Success of warning labels
Previous warning labels focused on negative health effects of products, such as cigarettes and alcohol, have shown high levels of success in the past.
However, one previous study testing the effect of labels warning on the potential climate impact of food found that the difference made by the warning was negligible. On the other hand, this was a purely text-based warning.
In the present study, researchers from Durham University in the UK used the previous success of health warnings as a springboard to test whether similar warnings on meat products would work in reducing meat consumption. They used three different warnings: that the product could cause negative health effects, that it was linked to climate change, and that it was linked to potential pandemics.

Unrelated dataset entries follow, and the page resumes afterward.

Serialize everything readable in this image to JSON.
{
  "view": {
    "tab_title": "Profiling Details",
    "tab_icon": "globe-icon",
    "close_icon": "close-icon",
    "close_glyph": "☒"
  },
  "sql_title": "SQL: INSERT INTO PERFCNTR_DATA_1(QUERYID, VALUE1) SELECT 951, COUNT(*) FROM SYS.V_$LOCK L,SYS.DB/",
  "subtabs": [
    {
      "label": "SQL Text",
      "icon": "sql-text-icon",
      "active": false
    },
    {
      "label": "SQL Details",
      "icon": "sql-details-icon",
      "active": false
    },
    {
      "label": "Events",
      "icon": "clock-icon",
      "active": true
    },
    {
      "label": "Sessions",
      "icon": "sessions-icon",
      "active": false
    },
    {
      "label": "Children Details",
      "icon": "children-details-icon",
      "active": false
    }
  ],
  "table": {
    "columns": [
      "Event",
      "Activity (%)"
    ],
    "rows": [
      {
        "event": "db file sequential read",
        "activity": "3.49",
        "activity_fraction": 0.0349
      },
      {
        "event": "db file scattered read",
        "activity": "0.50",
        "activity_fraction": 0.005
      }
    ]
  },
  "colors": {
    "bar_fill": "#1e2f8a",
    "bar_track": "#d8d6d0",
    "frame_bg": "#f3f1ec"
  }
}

Regarding the pandemic label, the study emphasised the strength of the link between meat and pandemics: according to a 2020 UN report, four in seven human-mediated factors leading to new zoonotic diseases (diseases transmitted from animals to humans) are linked to livestock.
Unlike in the case of the previous study on climate warning labels, the researchers paired their text warnings with images, chosen in a pilot study, that were intended to evoke strong emotions in participants. The images were vetted by behavioural science experts.

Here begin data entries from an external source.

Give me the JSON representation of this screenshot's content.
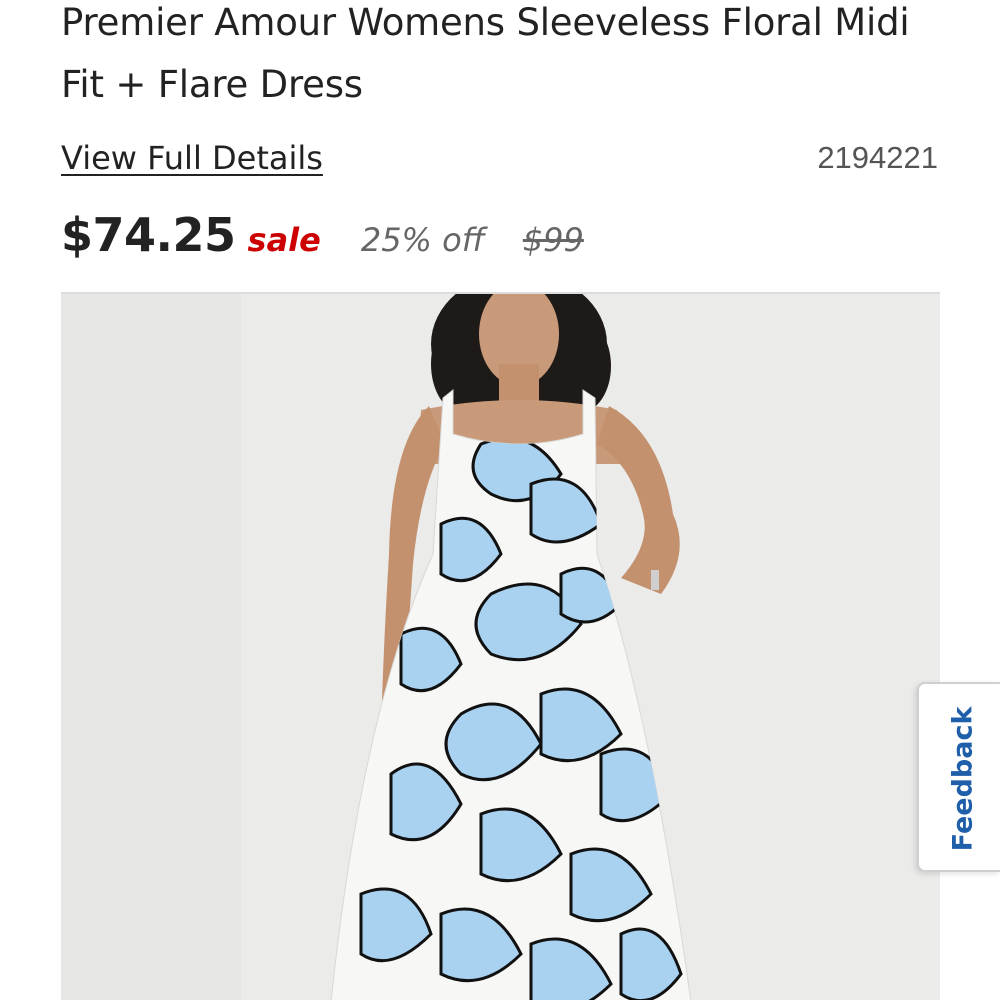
{
  "product": {
    "title": "Premier Amour Womens Sleeveless Floral Midi Fit + Flare Dress",
    "details_link": "View Full Details",
    "sku": "2194221",
    "image_alt": "Model wearing a sleeveless white midi dress with large light blue floral print"
  },
  "pricing": {
    "sale_price": "$74.25",
    "sale_label": "sale",
    "discount": "25% off",
    "original_price": "$99"
  },
  "feedback": {
    "label": "Feedback"
  },
  "colors": {
    "sale_red": "#cc0000",
    "feedback_blue": "#1f5ea8",
    "image_bg": "#ebebea",
    "petal_blue": "#a9d2f1"
  }
}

To test the effectiveness of the warning labels, researchers recruited 1001 participants from the UK, representative of the demographics of the country in terms of age and gender but all meat-eaters.
The participants were divided into four groups – those given the climate warning label, those given the health warning label, those given the pandemic warning label, and those in the control group given no label.
Each participant was asked to choose between twenty sets of meals, each one with a meat version, a fish version, a vegetarian version and a vegan version. For example, one set gave participants the choice between a meat wellington, a fish wellington, a vegetarian wellington and a vegan wellington. The meat version in each of the 20 choices would have the warning label on it relevant to the group, except in the control group.
Afterwards, participants were shown an image of a burger with their relevant warning label. They were each assessed on whether they would buy, eat or recommend the meal, whether they would avoid said label or whether it was annoying, how credible they found it, whether they would approve its implementation through policy, and whether it aroused negative emotion in them.
First and foremost, all of the labels did as the researchers had predicted and reduced the amount of times the meat option was chosen in all cases compared to the control group. When expressed as differences in proportions, the health warning labels reduced the meat meals chosen by 8.8%, climate labels by 7.4%, and pandemic labels by 10%.
However, while participants opposed introducing policy to implement the use of pandemic labels and health labels on meat products, they were neutral regarding climate labels. The mean for policy support, across all three labels, was under 50%.
Pandemic labels triggered the greatest level of negative emotional response, possibly, the researchers speculated, in conjunction with memories associated with the COVID-19 pandemic, which at the time of the study was very recent. Nevertheless, pandemic labels were considered the least credible out of the warning labels, contrary to previous studies on tobacco health warning labels where a direct correlation between credibility and negative emotional response was found.
“The research suggests that if these labels were to be used on commercially available products, they might be effective at reducing meat meal choices,” Jack P. Hughes, one of the researchers, told FoodNavigator. “However, the decision about whether to introduce these labels depends on government, policy makers, and businesses.”
Sourced From: Appetite
'Impact of pictorial warning labels on meat meal selection: A randomised experimental study with UK meat consumers’
Published on: 1 November 2023
Authors: J. P. Hughes, M. Weick, M. Vasiljevic